To the miners, “making up for lost time” means harassment. “The requests are unreasonable,” says David Jacques, 41, a member of the Salmon River Mining Council. “They say you can’t have visitors for more than 48 hours without a permit. The miners have been told they can’t have a vegetable garden, a TV antenna, a radio or even a horse. And the real corker was an old guy told by the Forest Service that he could only mine under his house.” Responds Lee: “That stuff happened in the past. I don’t think you’ll see anything like it now.”
“The Forest Service was in favor of cabins in the woods 20 years ago,” says John Moon, an authority on mining law who sides with the miners. “Now they don’t want people in the woods at all. People are messy, and it’s a lot easier not to have to manage them. If the miners go away, the problem goes away.” Environmental organizations, including the Sierra Club, are supporting the miners. “Their small gold-mining operations have a pretty benign environmental impact,” says local Sierra Club spokeswoman Susie Van Kirk. “The amount of damage caused by the small miners is nothing compared to Forest Service timber-management practices and road building. Forest Service priorities are really mixed up.”

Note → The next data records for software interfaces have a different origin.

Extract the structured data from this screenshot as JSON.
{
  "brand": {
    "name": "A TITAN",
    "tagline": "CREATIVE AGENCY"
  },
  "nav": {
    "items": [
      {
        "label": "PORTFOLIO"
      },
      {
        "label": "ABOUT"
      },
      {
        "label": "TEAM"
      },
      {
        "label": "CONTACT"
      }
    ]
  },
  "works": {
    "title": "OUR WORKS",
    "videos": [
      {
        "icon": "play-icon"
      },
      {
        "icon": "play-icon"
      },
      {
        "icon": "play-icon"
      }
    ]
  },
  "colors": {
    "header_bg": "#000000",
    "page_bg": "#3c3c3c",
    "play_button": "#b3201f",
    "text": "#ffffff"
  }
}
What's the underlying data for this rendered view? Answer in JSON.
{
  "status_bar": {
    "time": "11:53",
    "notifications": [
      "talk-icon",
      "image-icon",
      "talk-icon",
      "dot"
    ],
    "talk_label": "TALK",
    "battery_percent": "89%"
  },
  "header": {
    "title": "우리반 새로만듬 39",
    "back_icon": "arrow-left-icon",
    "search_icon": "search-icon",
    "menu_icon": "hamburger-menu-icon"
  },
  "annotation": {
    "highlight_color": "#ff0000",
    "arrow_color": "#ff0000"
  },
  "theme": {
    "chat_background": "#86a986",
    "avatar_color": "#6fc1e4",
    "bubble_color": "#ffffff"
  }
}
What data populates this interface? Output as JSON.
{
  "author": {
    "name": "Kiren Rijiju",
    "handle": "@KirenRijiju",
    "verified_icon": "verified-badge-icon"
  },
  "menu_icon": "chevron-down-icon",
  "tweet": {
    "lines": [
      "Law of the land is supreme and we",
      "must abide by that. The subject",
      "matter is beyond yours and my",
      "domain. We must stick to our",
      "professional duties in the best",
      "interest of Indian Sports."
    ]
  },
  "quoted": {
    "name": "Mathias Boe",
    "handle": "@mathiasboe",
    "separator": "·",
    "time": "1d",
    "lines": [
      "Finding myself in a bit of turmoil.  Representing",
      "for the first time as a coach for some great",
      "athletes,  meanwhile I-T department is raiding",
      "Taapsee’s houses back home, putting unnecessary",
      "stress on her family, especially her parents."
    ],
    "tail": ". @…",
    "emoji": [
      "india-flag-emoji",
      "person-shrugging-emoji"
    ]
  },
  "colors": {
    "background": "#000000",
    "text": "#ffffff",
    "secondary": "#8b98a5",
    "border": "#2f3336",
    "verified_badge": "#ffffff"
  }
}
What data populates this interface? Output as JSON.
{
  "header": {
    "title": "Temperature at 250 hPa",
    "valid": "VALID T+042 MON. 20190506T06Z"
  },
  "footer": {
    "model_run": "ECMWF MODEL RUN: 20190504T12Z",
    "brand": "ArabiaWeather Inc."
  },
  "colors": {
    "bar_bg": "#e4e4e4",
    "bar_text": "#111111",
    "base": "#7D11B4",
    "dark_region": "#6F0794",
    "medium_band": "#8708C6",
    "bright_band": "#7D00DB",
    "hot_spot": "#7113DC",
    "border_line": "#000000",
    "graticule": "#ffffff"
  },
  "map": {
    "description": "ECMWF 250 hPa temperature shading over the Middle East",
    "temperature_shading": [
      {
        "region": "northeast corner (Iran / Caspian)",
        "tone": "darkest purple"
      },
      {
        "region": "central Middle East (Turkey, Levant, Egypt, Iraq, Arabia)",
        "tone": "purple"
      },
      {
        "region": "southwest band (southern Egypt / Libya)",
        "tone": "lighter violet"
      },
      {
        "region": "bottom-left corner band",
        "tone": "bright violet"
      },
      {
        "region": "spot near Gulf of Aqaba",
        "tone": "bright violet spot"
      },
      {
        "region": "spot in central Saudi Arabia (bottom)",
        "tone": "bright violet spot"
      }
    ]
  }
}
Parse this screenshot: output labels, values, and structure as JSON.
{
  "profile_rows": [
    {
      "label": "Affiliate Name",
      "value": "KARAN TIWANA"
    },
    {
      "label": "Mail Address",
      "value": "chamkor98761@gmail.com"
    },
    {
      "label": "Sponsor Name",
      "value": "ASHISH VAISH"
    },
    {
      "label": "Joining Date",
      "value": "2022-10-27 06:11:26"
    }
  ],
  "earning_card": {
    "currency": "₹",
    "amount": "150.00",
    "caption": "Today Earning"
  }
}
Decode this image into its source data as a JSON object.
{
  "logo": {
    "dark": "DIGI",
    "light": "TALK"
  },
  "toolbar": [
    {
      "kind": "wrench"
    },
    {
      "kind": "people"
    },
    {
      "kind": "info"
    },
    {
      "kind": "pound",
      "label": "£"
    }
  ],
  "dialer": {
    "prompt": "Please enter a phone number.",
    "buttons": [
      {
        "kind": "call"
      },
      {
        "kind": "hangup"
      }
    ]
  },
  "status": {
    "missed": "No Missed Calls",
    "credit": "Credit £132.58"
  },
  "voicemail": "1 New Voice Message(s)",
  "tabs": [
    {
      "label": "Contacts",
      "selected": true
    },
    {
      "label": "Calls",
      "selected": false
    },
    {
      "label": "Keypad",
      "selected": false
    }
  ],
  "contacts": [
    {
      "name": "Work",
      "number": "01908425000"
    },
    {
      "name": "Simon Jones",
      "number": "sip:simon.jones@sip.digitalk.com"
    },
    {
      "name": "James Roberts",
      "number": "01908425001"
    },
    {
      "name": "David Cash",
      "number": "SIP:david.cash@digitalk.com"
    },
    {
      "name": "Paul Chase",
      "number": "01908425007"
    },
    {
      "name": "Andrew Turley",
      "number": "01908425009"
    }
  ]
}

Beneath the miners’ desire to stay on the land is a motivation more powerful even than gold. “I feel a spiritual tie to the land and this peaceful community,” says DeRoma. Adds Rex Richardson: “The miners are asking, ‘Is this America we’re living in?’ There’s something morally unsettling about the whole event. If it goes down like the government wants it to, this will be a black mark in this country’s history.” Some miners have filed a U.S. district court suit to fight the evictions, but few are optimistic about the outcome. “The Forest Service will wear the miners down,” says John Moon. “Burn all their cabins, no doubt. The American Mining Congress isn’t going to take up the cause. They’d rather not see the blood of the small miner—just close their ears to the cries.”
Once they are gone from Plummer Creek, Don DeRoma and Sid Replogle will have only memories of the richness of their lives in these woods. They may recall the 300-lb. black bear that woke from hibernation and stumbled into their cabin, the mountain lion that took up residence on their roof or the simple pleasure of a sunrise over the mist-shrouded hills. “This is a peaceful place where people pull together and help each other,” says DeRoma, standing with his arm around Sid as shards of late afternoon light glint on an old box of canning jars. “I loved it here. I had the right to be a miner here. Even in the lean times, I always felt rich. I believed in the government and followed their rules. And still I lost.” Soon after he and Sid leave this place for the last time, there will be no sign they were ever here. The deep forest will close in on itself, and there will be only silence again on the twisting river, a silence as swift and empty as wind through the Klamath pines.
—By Susan Schindehette, with Joe Cempa on the Salmon River